Looking to borrow money with a bad credit record can make things a little trickier.

Essentially because you are viewed as being a greater risk to lenders they will charge you a higher interest rate to cover your perceived risk of defaulting. This means that an ordinary purchase can work out much more expensive if you're not careful.

You should compare the total cost (including interest and charges) of each to see which provides the most affordable means of getting the money you need.

Once your credit has been granted you need to make sure that you adhere to any terms set out by your lender to the letter - including making the agreed repayments on time. Fail to do this and you'll be stung with extra interest charges, costly fees and damage your credit rating further.

Here are your options when it comes to borrowing with bad credit.

1. Friends & family

As most borrowing options available to people with poor credit attract a high interest rate, it makes sense to turn to family and friends if you can.

Providing you have a friend or relative that is willing and able to lend you the funds this is likely to be a much cheaper means of getting the cash you need.

It's a good idea to set out repayment terms up front, agreeing both the amount you'll borrow, the interest rate you'll pay (if any) and the date you'll need to repay them by. Putting this on paper will make you both feel more comfortable with the arrangement.

Read our article: Lending to Friends: How to Make Sure You Get Your Money Back for more information on points both you, and they should consider.

2. A bad credit credit card

Although a Bad Credit credit card usually applies a higher interest rate than most standard credit cards and is unlikely to offer a 0% introductory offer on purchases, if you are able to repay the balance in full each month you can borrow for short periods interest free.

However, if you are going to need to extend the term of your borrowing over several months then you will be charged the higher interest rate making bad credit credit cards a less attractive option.

You are also likely to be restricted to a modest credit limit when you apply for a bad credit credit card, so if you need to borrow a substantial sum you may not be given a sufficient limit.

3. A poor credit loan

Many lenders now offer personal loans to people with an impaired credit record.

These bad credit loans are likely to be more expensive than a standard unsecured loan, however their main benefit is that you will know exactly what you have to pay each month and how long you'll be in debt.

This can be very important for managing your money and make a poor credit loan a more attractive choice especially if you have had problems managing your debts in the past.

You can compare the interest rates of poor credit loans using our bad credit loans comparison table.

Needless to say you should check that you meet the eligibility criteria before you apply, opt for the loan with the lowest interest rate and arrange it over the shortest period you can afford to minimise interest charges.

4. A social loan

Social lending is worth looking into if you're looking to borrow with bad credit as it may provide a more affordable and flexible means of getting the money you need.

Social lending sites provide an alternative to bank loans that could work out cheaper as you're borrowing from other people.

Read our article: Social Lending - Is It Worth the Risk? to find out more and use our Social Lending Sites comparison for more information on the options available.

5. A secured loan

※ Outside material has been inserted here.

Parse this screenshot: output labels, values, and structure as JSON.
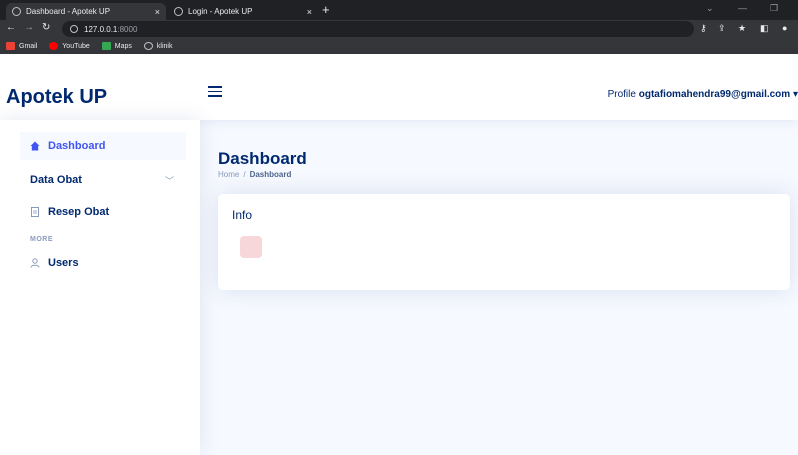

If you want to keep your costs down and are confident that you can afford the repayments each month, regardless of changes to your circumstances, you could look for a secured loan.

However, the main disadvantage to a secured loan is that it is set against the value of one of your assets, typically your property, although other items such as a car or jewellery can also be used. For this reason most are only available to homeowners.

Although they may be more accessible to people with poor credit they do tend to work out more expensive in the long run as your borrowing will be spread over a longer period. This means you'll pay more in interest overall, irrespective of the interest rate.

Before you consider a secured loan you need to consider if you are comfortable putting your property or belongings at risk.

If you can afford not to, then you should avoid it - especially if the loan will be secured on your home.

6. Build your credit rating

Before you apply for any financial product it's worth checking your credit record to make sure that everything is as it should be.

It may be the case that your financial situation isn't as bad as you think, or there are amendments that you can make to better your standing in the eyes of lenders.

If you have time there are a number of other things you can do to improve your credit rating and make it more likely that you'll get approved for some of the more attractive financial products on the market.